I do not believe any serious person believes war is even a remote possibility. 

This all seems like a play in which we know the whole thing is false and yet we are expected to cry. 

I say it is spinach.              

Then, last week the College Testing Board decided to redo the SAT exams to delete the written essay requirement and to reset the exams to make them more in line with high school courses.

Among other changes will be deletions of vocabulary words that are deemed too esoteric and the substitution of other words that seem more relevant. 

One objective is said to be to make the exams less amenable to the affluent who can afford to take coaching courses to help them prepare for the exams. But if there is something unfair about the affluent trying to prepare for these exams why not punish kids from wealthy families or from costly schools private schools who have an unfair advantage.  

We could scale the test results by income so the rich kids would have to do better in order to stay equal. 

Why not be direct? Why adjust the exams when there are more “open” ways to address this issue of affluence. 

Punish the wealthy and be done with it. 

Spinach again. This class warfare is reaching into deep corners.  

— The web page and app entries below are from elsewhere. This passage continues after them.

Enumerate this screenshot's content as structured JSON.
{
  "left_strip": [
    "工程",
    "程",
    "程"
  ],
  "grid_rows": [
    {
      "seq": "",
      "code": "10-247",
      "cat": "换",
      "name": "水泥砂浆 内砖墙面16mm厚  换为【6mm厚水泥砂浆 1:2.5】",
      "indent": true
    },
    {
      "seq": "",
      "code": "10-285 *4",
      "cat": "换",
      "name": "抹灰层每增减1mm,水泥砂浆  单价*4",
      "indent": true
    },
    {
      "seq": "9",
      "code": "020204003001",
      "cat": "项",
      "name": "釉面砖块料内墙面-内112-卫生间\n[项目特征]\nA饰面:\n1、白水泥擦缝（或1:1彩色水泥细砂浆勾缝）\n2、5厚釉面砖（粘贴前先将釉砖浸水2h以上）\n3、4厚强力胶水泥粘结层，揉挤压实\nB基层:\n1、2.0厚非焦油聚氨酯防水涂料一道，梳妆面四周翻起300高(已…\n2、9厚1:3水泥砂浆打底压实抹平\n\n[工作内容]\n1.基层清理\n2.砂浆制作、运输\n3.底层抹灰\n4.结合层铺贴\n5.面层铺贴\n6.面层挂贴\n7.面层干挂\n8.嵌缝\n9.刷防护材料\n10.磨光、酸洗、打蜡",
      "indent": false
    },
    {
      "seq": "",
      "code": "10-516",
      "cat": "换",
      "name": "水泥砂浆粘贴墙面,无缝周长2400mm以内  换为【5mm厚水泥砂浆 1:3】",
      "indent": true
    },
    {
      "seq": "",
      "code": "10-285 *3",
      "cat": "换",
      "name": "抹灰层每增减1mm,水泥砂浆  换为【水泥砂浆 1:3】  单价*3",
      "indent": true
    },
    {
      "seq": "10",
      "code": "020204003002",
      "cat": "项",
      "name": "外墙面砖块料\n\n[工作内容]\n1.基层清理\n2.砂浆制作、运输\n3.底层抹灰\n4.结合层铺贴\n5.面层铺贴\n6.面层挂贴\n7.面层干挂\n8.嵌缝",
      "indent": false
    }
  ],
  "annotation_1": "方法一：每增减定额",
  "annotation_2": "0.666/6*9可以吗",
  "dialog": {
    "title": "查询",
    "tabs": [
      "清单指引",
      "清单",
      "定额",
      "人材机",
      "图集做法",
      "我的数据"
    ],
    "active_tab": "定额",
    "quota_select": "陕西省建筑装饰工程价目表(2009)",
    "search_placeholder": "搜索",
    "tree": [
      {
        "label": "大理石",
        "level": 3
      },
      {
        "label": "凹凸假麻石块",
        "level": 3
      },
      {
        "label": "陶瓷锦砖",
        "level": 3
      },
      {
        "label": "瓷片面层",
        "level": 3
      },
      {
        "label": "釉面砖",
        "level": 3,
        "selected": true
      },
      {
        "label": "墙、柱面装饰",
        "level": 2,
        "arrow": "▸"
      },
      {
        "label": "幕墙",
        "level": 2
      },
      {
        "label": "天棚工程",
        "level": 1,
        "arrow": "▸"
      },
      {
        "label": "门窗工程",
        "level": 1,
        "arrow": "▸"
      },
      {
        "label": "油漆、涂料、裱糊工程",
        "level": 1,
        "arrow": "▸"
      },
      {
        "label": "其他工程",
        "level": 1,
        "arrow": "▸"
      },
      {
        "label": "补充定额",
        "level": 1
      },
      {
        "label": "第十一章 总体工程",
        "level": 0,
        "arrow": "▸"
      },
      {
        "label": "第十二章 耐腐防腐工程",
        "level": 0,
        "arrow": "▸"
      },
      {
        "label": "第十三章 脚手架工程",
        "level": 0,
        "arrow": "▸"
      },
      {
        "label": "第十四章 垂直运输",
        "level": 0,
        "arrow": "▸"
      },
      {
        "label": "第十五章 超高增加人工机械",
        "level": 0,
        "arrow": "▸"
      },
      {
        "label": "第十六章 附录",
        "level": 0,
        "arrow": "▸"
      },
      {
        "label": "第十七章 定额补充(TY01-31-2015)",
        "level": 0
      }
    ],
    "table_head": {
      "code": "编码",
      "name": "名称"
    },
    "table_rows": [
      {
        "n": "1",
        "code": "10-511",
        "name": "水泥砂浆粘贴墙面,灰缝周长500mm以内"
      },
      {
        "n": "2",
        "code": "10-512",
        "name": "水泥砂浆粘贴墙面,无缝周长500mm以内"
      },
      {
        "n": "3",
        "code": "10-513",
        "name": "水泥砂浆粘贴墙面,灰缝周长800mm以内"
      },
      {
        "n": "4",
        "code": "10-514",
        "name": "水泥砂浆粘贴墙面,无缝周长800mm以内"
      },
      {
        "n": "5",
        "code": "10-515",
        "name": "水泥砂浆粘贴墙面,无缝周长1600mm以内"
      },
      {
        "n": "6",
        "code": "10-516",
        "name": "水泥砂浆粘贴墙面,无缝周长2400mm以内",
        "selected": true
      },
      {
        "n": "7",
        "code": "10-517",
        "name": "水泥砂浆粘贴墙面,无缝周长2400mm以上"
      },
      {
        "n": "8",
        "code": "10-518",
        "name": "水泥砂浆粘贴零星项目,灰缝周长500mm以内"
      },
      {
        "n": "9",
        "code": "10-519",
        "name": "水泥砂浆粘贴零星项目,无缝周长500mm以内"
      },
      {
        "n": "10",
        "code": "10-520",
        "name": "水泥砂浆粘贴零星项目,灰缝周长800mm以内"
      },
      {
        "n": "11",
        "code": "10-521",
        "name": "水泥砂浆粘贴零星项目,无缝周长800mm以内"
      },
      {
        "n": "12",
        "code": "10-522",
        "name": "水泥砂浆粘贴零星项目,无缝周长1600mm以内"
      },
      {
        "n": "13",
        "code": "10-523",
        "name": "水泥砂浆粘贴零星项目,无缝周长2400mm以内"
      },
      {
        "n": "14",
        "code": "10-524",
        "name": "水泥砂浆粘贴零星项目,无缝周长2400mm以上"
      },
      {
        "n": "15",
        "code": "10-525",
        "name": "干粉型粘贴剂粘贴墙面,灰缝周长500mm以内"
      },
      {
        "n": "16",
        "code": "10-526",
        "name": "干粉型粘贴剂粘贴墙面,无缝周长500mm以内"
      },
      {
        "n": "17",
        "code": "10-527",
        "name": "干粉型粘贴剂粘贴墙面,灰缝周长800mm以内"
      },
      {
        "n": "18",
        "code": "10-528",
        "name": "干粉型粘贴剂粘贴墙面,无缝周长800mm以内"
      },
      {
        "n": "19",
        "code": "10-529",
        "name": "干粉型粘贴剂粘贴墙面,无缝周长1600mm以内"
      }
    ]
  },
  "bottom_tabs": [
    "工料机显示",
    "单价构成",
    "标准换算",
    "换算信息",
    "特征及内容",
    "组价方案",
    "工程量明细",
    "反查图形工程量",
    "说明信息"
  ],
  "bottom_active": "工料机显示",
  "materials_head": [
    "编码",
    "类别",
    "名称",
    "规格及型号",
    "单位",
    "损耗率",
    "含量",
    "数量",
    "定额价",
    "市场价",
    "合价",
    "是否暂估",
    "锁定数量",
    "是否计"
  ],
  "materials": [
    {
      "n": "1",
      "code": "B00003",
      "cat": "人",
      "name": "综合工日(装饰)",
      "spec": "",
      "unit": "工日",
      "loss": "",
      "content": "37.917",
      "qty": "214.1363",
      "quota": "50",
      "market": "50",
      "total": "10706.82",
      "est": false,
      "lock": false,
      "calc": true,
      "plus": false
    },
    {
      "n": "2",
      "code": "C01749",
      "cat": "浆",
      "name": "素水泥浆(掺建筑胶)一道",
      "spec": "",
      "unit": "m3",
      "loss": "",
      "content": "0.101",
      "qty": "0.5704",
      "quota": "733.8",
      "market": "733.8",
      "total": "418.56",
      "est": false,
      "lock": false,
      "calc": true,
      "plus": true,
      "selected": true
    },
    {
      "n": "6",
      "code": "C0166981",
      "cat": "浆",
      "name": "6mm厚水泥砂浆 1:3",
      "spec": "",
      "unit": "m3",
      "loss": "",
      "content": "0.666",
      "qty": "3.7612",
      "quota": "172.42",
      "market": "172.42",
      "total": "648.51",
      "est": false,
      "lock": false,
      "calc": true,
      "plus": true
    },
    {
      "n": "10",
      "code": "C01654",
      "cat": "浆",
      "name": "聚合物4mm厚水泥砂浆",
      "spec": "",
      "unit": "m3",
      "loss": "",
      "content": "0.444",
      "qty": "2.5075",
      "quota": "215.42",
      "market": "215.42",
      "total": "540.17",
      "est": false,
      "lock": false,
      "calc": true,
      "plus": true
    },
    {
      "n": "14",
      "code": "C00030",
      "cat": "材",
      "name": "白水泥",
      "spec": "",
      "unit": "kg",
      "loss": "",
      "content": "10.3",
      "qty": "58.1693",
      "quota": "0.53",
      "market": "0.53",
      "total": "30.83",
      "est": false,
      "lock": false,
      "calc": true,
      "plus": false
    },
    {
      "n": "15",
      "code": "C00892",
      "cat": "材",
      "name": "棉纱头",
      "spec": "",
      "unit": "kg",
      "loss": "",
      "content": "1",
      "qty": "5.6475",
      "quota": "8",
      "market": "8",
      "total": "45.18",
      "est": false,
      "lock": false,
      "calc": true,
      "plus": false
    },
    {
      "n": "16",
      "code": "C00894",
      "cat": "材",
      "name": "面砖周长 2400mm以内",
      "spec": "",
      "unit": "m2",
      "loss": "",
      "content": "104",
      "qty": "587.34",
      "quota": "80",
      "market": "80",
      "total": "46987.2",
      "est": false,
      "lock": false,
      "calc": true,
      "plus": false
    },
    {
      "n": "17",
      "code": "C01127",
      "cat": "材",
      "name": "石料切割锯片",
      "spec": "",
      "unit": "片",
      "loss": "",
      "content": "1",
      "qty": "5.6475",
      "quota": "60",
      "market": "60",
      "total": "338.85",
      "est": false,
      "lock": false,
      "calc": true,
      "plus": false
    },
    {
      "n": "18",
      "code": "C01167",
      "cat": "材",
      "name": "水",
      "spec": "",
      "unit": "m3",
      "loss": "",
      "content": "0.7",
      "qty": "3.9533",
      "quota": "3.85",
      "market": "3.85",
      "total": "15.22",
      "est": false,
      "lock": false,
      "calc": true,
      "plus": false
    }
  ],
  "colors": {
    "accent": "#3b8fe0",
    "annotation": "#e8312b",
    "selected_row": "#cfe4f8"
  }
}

College admissions will soon become a hot topic when the Supreme Court issues its ruling on affirmative action and spells out what it determines are the extents college admissions can be affected by race. Yet whatever the result in that looming decision, the interplay between diversity and admissions rigor presents challenges.

Diversity is to be supported but not at the price of excellence. To try to make the SAT exams more even handed may be to invite a lessening of the standards and rewards for superior performance. 

I cannot help but wonder how many high school seniors could find Crimea on a map. 

The nation can hardly say the Hell with that kind of ignorance even if I say it is spinach.

Fay Vincent is a former CEO of Columbia Pictures Industries. He served as the Commissioner of Baseball from 1989-92.